You also need to mentally prepare for ‘selling’ a part of your business and giving up some control. You (and any co-founder) will no longer be the sole decision-maker. While investment means diluting your equity stake, remember you are receiving a cash injection to take advantage of a business opportunity or to help grow or scale your business. So, you must decide whether you want 100% of an ant or 60% of an elephant (metaphorically speaking).
Last but not least, ensure you know what you want from a potential investor. For example, money, knowledge or skills, contacts, channels to market etc. You also need to be clear on whether you want the investor to be a financial investor only, whether you want them to be operationally involved (and to what degree), have a board seat, etc. These decisions will impact the type of investment (and investor) most suits your business.
How else should you prepare?
Investor readiness requires a lot of research, preparation and rehearsing for investor meetings and presentations. As startups usually have one shot with investors, you need to do your homework before engaging with them. This includes understanding:
- what investors want to know about the investment opportunity to make a decision on the investment, and
- how to position the investment opportunity and present it from the investor’s point of view to increase your chances of attracting investors.
The key to your preparation, and level of investor readiness, will depend on several elements including those outlined below.
- Business and strategic planning.
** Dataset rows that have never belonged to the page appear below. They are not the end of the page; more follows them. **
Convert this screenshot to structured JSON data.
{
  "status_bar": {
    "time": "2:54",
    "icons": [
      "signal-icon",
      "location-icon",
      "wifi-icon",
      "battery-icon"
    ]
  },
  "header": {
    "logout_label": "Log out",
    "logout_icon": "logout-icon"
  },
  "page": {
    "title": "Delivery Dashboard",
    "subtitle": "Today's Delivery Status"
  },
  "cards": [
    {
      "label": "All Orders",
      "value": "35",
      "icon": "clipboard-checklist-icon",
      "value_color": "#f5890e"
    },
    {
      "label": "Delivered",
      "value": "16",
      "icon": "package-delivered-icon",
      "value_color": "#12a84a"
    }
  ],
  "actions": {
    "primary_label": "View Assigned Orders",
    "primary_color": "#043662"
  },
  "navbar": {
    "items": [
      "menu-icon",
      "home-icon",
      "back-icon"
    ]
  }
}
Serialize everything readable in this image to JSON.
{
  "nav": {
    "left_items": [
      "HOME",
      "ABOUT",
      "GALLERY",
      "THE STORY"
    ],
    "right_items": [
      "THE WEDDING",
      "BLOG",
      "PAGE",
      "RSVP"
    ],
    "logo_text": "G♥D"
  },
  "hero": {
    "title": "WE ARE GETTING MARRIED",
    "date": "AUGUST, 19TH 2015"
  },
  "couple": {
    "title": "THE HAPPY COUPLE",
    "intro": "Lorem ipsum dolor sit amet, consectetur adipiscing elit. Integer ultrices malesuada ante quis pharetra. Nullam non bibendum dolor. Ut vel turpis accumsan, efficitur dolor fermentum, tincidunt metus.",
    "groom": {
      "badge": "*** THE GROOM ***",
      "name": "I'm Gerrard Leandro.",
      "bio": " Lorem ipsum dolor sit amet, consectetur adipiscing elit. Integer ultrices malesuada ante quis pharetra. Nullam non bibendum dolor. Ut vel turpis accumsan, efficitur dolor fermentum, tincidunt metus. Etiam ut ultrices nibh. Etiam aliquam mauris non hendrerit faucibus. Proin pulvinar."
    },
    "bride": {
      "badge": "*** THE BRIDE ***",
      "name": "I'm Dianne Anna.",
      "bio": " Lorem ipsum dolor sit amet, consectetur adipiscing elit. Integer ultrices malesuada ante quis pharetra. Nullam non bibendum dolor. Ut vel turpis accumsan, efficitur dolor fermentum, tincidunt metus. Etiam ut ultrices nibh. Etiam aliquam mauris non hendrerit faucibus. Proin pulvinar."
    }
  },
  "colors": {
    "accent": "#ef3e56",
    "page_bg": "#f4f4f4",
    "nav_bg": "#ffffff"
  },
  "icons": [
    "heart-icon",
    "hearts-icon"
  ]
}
You should ensure you have a documented and solid business plan which shows you understand the competitive landscape, your target market and its size, the business operations and resources required to achieve the strategic objectives, the key strategic strengths and weaknesses of the business etc.
- Financial acumen. This includes having a robust financial model which shows you understand the financial drivers of the business, how you will spend the investment and how long it will last, the investor’s likely return and when, the risks to this return and how they will be managed etc. You should know your numbers well and ensure your financial information is up to date and accurate and projected financials are based on well-founded assumptions and realistic expectations.
- Legal structure and documentation. It is important that you have strong legal foundations. This will give investors the confidence that you are conducting your startup properly. This includes for example having the right legal structure through which to conduct your business, a shareholders agreement, ownership in or the rights to use all intellectual property, contracts with employees or contractors, an employee share option plan, terms and conditions with clients or customers, supplier terms etc. You should also ensure that your cap table is up to date.
- The team. A startup is only as strong as the people behind it. Therefore, it is critical that you have the right people in the right roles and that their roles, responsibilities, and key performance measures are clearly defined and documented. Investors will want information about you and your co-founders, your previous experience and that the team are committed to the business.
- Business processes. Every business needs consistent processes to ensure the operational performance of its business. You should document your business and organisational structures, operational processes, and policies. This will help you demonstrate to investors that your business is well-run.
Investor meetings and presentations
The key to investor meetings and presentations is being investor ready. Being confident about your investor readiness will boost not only your confidence but also the investor’s confidence in your startup and your investment case.
This confidence will also make pitching to investors easier as what you pitch is investor ready, and you will have answers to any investor questions.
In many ways, the features of investor readiness are like those required to run a successful business. Even a business that is not planning to raise capital from investors can benefit from embracing and implementing some of the key principles of investor readiness.
Use our free self-assessment checklist to check your startup’s overall investor readiness.
As a Startup Toolkit member, you will have access to the tools and resources you need to take actionable steps to get yourself investor ready and also run a better business through each stage of your company. Contact us for more details.
Resources and related topics:
- Complete our FREE ‘Are you investor ready?’ questionnaire to find out your startup’s overall investor readiness. We will also provide you with a free checklist to help get you investor ready.
- Blog: Are you prepared for due diligence?
- Investor Readiness Masterclass. This course is designed to get you investor ready and prepared for due diligence quickly. Contact us for more details.
- Need more help? Contact us at email@example.com.